While some events began Thursday, this evening’s opening ceremony of the 2014 Winter Olympics from Sochi, Russia, will be watched on television by millions of people around the world.
Because it happens once every four years, there is something beautifully inspirational about seeing the joy on the athletes’ faces as they parade into the stadium on the first step of their journey representing their country in sport.
There has been much talk of terrorism in the days leading up to tonight’s opening, but, we hope, between now and Feb. 23, the focus will be as it should on athletic achievement. This is not to downplay the threat of terrorism. It is very real, and close. The Chechen Republic, a hotbed of terrorism, is less than 300 miles from Sochi. In late December two suicide bombings on consecutive days in Volgograd, a city not far from Sochi, killed 34 people, and wounded several dozen more. These events shook the confidence of the world in Russia’s ability to protect the Olympians and the fans attending the games.

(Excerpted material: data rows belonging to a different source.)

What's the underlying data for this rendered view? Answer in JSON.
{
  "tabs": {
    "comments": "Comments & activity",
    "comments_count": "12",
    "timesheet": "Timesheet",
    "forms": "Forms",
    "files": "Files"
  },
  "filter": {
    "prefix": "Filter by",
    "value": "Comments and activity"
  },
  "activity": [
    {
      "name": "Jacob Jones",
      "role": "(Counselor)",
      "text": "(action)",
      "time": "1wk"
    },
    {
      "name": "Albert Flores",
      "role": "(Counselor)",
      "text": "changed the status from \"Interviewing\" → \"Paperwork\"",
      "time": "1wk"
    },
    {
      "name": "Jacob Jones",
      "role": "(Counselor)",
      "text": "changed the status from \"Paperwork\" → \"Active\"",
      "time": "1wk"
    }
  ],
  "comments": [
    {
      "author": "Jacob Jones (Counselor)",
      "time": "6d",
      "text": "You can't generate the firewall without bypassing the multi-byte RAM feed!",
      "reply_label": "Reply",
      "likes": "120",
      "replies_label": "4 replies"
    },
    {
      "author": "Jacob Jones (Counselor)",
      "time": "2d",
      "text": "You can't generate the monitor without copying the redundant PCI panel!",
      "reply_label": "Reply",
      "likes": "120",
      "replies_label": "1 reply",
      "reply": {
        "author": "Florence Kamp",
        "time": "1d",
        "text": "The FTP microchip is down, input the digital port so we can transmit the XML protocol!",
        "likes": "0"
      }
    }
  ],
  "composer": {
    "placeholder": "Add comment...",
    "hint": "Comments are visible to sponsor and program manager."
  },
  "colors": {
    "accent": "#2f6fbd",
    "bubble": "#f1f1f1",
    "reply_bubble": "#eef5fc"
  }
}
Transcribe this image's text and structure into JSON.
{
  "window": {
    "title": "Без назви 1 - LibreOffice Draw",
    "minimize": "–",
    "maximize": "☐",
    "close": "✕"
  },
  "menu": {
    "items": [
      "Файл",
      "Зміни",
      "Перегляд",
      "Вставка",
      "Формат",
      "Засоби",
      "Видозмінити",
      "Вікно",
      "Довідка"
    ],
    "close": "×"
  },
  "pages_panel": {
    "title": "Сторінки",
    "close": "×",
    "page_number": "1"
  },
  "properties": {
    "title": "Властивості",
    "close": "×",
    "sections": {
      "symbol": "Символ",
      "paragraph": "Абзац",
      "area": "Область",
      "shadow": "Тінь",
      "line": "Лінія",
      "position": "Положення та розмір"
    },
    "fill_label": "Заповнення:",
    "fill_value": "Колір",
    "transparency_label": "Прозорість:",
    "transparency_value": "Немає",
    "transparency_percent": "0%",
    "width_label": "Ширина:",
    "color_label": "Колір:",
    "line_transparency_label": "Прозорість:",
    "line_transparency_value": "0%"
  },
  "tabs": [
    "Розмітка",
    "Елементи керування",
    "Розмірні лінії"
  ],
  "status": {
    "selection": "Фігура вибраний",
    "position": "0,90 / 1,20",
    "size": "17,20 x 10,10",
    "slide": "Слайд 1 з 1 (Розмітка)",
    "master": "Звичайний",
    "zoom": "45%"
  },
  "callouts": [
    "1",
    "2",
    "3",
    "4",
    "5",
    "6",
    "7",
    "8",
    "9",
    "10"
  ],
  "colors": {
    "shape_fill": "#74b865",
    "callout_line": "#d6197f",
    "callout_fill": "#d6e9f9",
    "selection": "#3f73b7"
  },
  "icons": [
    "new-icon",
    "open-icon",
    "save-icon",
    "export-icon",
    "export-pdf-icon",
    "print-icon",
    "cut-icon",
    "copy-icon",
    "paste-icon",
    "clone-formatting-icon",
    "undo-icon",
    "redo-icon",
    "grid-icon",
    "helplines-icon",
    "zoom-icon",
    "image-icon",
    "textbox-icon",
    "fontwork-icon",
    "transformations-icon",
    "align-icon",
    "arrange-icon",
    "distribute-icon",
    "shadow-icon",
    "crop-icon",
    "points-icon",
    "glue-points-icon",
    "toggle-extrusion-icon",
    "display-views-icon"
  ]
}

And the later veiled threat by someone calling herself a Black Widow, who threatened to bring violence to the actual Olympic games, did nothing to erase fears. Even on the eve of today’s opening ceremonies, the U.S. Department of Homeland Security issued a warning to airlines flying to Russia of a potential threat of explosives being smuggled aboard in toothpaste tubes.
These risks certainly won’t go away with the beginning of the games – and should not be minimized – but perhaps the increased Russian security will be as thorough as Russian President Vladimir Putin promises.
The Olympics have a way of making a fan out of even the most jaded person. And while the games and athletes may not be as financially “pure” as in earlier days, they are still special for most of us. It is easy to root for someone – from any nation – who has for years spent thousands of hours training in relative obscurity for the chance to compete in an event that in a matter of seconds will bring heartbreaking defeat or the unimaginable joy of victory.
It is our hope and our prayer that the next three weeks will be about the competition taking place in Sochi between hard-working athletes striving to reach their dream, and not the cowardly face of terrorism.